Derek Sivers is holding a one-time class to teach you the "magic touch" in business, with examples, war stories, and lessons you can apply right now to do better by your customers and profit as a result of it -- and all the proceeds will go to charity.
The class will be on February 19th at 5PM California time (8PM East Coast). You can find out more at GiveGetWin by clicking here.
The Mentality Behind the Magic Touch; Derek Sivers interviewed by Chiara Cokieng
Derek Sivers sold CDBaby for $22 million dollars in 2008. In this interview, he explains what he's been doing now, how he's engaged with his new projects, and -- most excitingly for business owners and entrepreneurs -- the mentality behind the "magic touch" he had that made CDBaby so loved by its customers, and a huge part of how it grew so quickly. Here's Derek --
In 2008, when I sold CDBaby, I was about to start a new company immediately. Literally the day after I sold CDBaby, I was ready to start my next company. I incorporated it, I started programming, got a few months into building it, and then realized that if I were to do that, I wouldn’t be making any real change in my life.
On Zen Wednesday
In close relationships we all want to be seen, to be understood, to be accepted and loved for who we really are. We don’t want to have to wear the mask, walk on eggshells, twist the truth or withhold information to make things run “smoothly”. I want to be my authentic self and be loved for it. This is true intimacy. This is the heart connection that takes a relationship to the next level.
The trouble is that the path to intimacy is often littered with roadblocks made of fear. We are afraid that when we reveal our true selves, we might not be accepted. We fear that if he/she knew what I’m really thinking, if they knew what was buried way down deep, the relationship might not survive. And this is scary territory to explore! The Ben and I have what I consider a really solid relationship. (I would hope so, because I married the guy…right??) But a good marriage doesn’t magically just happen when you say “I do”, it’s something you work at, and continue to build on in order to grow and develop both as partners and as individuals.
Recently, the Ben and I have been working on improving open communication and he introduced me to an idea that I want to share with you. It’s an exercise designed to increase intimacy and it starts with a question – “What’s the One Thing You’re Not Saying?”
Think about your husband, wife, girlfriend/boyfriend, best friend, mother/father, etc. What aren’t you talking about? There! Did you feel it? That nagging sinking feeling in the pit of your stomach the minute I asked that question? Did a thought swim across your consciousness and you dismissed it or pushed it back down for being too controversial, too potentially harmful, or too difficult to bring up? THAT! Now we’re on to something. What is that thing you’re not talking about….Are you worried about their health? Is the sex not working for you? Do you not agree with how they are managing their finances? Are you worried they’re not attracted to you anymore? Do you disagree on how to discipline your children? Do you have an issue with their family? If something pops into your head when considering the question, then you definitely have a topic worth sharing that could deepen the relationship if communicated effectively. Remember intimacy is about being close to your partner, it’s about being able to let your guard down and let them know how you really feel.

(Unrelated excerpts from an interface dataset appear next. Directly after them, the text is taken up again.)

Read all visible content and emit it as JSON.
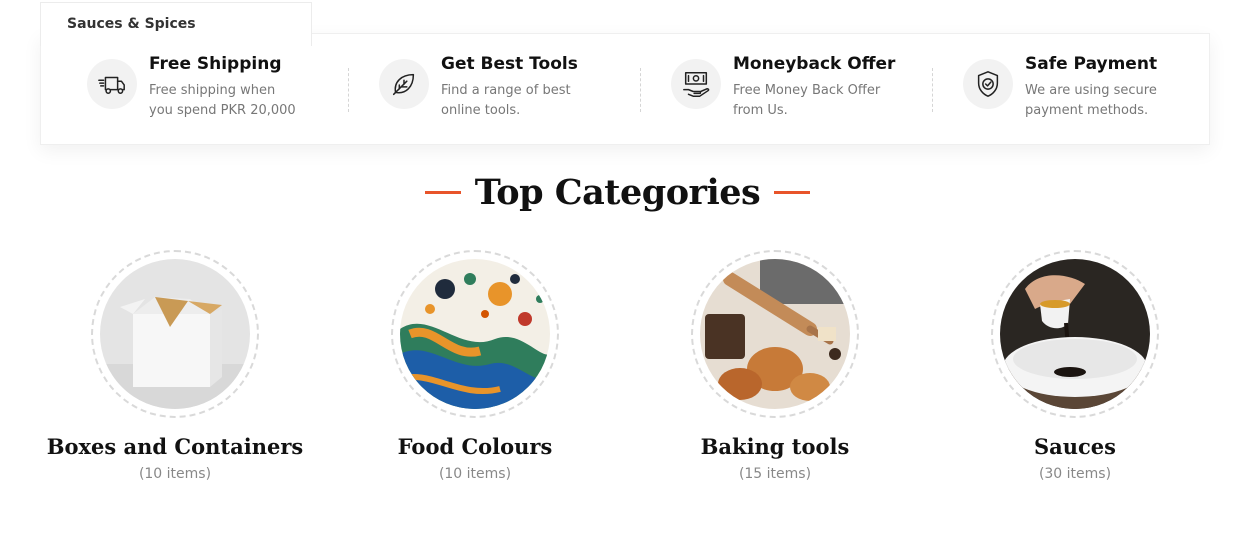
{
  "dropdown": {
    "label": "Sauces & Spices"
  },
  "features": [
    {
      "title": "Free Shipping",
      "description": "Free shipping when you spend PKR 20,000",
      "icon": "delivery-truck-icon"
    },
    {
      "title": "Get Best Tools",
      "description": "Find a range of best online tools.",
      "icon": "leaf-icon"
    },
    {
      "title": "Moneyback Offer",
      "description": "Free Money Back Offer from Us.",
      "icon": "money-hand-icon"
    },
    {
      "title": "Safe Payment",
      "description": "We are using secure payment methods.",
      "icon": "shield-check-icon"
    }
  ],
  "section": {
    "title": "Top Categories",
    "accent_color": "#e8542a"
  },
  "categories": [
    {
      "name": "Boxes and Containers",
      "count": "(10 items)"
    },
    {
      "name": "Food Colours",
      "count": "(10 items)"
    },
    {
      "name": "Baking tools",
      "count": "(15 items)"
    },
    {
      "name": "Sauces",
      "count": "(30 items)"
    }
  ]
}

The Ben came to me with the idea of sharing “One Thing” and I was open to it. And I think to have an effective conversation like this; both sides need to at least agree to the concept up front so as not to shut down when the difficult subject is broached. Because, let’s be honest, this could be incendiary stuff. It could just as easily blow up in your face as bring you together, depending on how the whole thing is handled. Once the concept is agreed to, I’d try and come at this from a love-centered approach which would maximize the possibility for an okay outcome. This worked for us. I suggest four things in the initial conversation: